Delivery allows you to take applications developed in LispWorks, and turn them into smaller, standalone applications. This process is called delivery.
The principle behind application delivery is quite simple: an application does not often use everything in the LispWorks development environment when it is running, so there is no need for those unused parts of LispWorks to be in the image. Delivery can discard the unnecessary code and create a single executable image file that contains just what is needed to run the application.
Because the delivered application is smaller, it can reduce virtual memory paging and thereby run faster than it did under LispWorks. Delivery can also actively speed code up by, for example, converting single-method generic functions into ordinary functions. Packing it all into a single executable file means it is simple to start up and can be run without the need for a copy of LispWorks.

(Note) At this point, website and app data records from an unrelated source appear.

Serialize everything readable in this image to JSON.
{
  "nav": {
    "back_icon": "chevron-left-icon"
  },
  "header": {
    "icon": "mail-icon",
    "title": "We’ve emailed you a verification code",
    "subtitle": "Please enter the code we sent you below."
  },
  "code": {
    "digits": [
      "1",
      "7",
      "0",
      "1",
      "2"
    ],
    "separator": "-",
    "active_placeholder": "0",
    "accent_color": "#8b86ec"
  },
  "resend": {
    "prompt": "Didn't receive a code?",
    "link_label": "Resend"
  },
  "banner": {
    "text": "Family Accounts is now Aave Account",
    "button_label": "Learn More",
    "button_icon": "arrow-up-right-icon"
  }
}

You can use Delivery to deliver commercial applications. In fact, Xanalys is using Delivery itself in successful commercial products.